Hiring someone for a job is hard, but hiring an intern who might have no experience is even harder. Here are the intern interview questions you need to start asking.
There is a moment when you realize: your intern sucks.
It happens when you’re explaining for the fifth time what to put in the daily report. When you find your intern in the break room every time you refill your coffee. When you’re having a serious discussion, and find yourself looking into your intern’s blank gaze.
Don’t get stuck with an unmotivated, unenthusiastic intern who doesn’t fit into your workplace.
You want to hire a rockin’ intern: someone who can help you do your job, take initiative, and handle responsibility.
Hiring an intern is challenging. You’re hiring someone who may have zero relevant experience. Many of the candidates will have identical education, and you’re racing against other businesses to get the best interns. Who can blame candidates for taking the first they get?
The best way to hire a great intern is to make the most of every interview. You can start by asking the right intern interview questions that will get your candidates to reveal their potential. ( to tweet these questions.)

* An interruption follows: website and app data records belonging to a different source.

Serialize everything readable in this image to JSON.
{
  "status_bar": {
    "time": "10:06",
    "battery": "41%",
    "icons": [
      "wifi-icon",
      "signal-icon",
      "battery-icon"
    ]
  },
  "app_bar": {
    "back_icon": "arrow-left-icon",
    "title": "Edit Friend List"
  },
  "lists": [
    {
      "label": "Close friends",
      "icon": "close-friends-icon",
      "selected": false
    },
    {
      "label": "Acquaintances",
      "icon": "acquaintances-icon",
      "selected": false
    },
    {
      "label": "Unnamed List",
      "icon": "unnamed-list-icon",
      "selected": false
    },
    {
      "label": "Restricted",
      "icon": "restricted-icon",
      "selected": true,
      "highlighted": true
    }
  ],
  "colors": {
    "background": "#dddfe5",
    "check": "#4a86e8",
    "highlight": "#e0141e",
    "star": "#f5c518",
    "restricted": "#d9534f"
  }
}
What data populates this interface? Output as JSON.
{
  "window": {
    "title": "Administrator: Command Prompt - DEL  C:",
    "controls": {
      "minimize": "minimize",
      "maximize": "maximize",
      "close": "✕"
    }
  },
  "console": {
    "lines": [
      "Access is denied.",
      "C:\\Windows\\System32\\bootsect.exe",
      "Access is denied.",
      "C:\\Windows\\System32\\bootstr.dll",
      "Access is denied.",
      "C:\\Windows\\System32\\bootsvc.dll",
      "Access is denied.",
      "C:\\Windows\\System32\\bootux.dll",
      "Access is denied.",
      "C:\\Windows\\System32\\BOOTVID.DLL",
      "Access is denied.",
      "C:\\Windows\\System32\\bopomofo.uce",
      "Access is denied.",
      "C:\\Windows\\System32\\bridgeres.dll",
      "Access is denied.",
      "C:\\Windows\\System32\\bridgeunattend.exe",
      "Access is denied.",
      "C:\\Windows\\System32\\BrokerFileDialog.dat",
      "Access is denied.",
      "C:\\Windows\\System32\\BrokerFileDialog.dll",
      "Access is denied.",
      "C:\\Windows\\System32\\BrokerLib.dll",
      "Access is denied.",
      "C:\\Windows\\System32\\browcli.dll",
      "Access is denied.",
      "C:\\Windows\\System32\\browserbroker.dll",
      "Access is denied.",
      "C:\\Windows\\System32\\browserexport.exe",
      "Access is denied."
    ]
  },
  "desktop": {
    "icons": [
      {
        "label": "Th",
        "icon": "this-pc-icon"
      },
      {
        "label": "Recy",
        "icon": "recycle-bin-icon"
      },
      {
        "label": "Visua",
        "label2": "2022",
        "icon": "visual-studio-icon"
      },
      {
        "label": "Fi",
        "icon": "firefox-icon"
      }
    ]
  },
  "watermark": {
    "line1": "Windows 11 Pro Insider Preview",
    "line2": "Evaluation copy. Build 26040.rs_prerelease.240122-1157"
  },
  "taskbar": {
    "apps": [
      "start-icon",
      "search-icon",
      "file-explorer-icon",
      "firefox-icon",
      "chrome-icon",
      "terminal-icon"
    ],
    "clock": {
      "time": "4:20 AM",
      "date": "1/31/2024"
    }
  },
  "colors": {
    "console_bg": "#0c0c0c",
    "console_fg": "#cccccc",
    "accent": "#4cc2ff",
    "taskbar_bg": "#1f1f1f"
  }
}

What to look for when interviewing a potential intern
In 30 minutes (or less!) you need to get a clear picture of the person sitting across from you. Here are skills to look for in an candidate:
- Supervision: Can the candidate work unsupervised? You don’t want to have to check up on this person constantly. Ask: “When have you taken charge of a situation by yourself?”
- Organization: Does the intern candidate keep a schedule, a planner, or a calendar? These are good signs. Ask: “How do you get everything done when you have a lot to do?”
- Preparation: Is this person prepared for the interview? Someone who thinks ahead is an asset. Notice: Did he or she bring a resume? The job description? References?
- Fit: An intern needs to fit into your team. Do you get along during the interview? You’ll want to be open and friendly if you want your candidate to be himself, too. Ask: “What was the best vacation you took recently?”
- Performance under pressure: Can the candidate handle things on the fly? You don’t want someone who shuts down when things get hairy. Ask: “Have you ever had to step in for your boss or someone else?”
- Ambition: How is this person? Does he or she want to learn? Ask: “What’s one thing you really hope to learn from this internship?”
- Communication: Can the internship candidate talk to strangers? Until landlines become as extinct as the dinosaurs, you’ll need someone who can communicate the old school way. By talking to actual people. Notice: How comfortable the intern candidate is talking to you, and if he or she has leadership qualities.
Intern interview red flags
You might be able to tell right away whether a potential intern is a good fit. If you’re not sure, watch for any of these red flags. You’ll at least know .
- The candidate doesn’t know anything about your company. If someone doesn’t bother to read a website and rattle off a few facts, he or she clearly is not motivated enough to work for you.
- The candidate shows up late for the interview. Really? When is being late to an interview ever acceptable?
- The candidate has no questions at the end of the interview. If an intern is not interested in the job, that person does not deserve the job.
Tips for smooth intern interviews
It’s easy to conduct a bad interview: don’t do any planning. A great interview can be more difficult to anticipate. But a few key qualities to aspire to: a great interview doesn’t waste time, moves quickly, and gets you the answers you need.
- Review the candidate’s resume briefly before the interview. Keep the resume out, so you can ask at least one specific question about the candidate’s experience or schooling.
- Have a prepared spiel about your company and job. You’ll need to give an overview about the company, and what the job entails. Don’t waste time rambling.
- Do the interview with at least one other person. You may have the last word, but another person’s perspective can give a more complete picture of an interviewee.
- Schedule a few minutes for notes and discussion after the intern candidate has gone. Writing your thoughts or discussing the interview immediately after is key to keeping multiple candidates straight. Clip notes and resumes together to keep track of everything.
Narrow down your candidates
You’ve got your interview notes and it’s hiring time. What do you do when it’s tough to decide?
- Review the requirements. Look over the bullet points that describe the internship position in the original job posting. Review the resumes and your notes, asking yourself who is the best fit.
- Grades don’t count for everything, but they do count for something. Soft skills don’t show up on a transcript, but grades can be a good way to separate candidates who are close.
- Rate candidates as “A”, “B” or “C”. The As are the best, Bs are OK, and Cs didn’t blow you away. Whatever you do, don’t write any of your candidates off until you’ve hired someone. If you were impressed by a particular internship applicant, chances are other companies were too. If you don’t choose fast enough, you might end up hiring someone you rated “C.”
If you want to hire a rockin’ intern, put some thought into interviewing. Your chosen intern won’t be working with you , but you do want to make sure you hire someone you’ll be excited to work with for the short term.
Heather Sinclair is an engineer and project manager with nearly 10 years experience. She is a co-founder of , where she encourages professionals to combine personal growth with travel.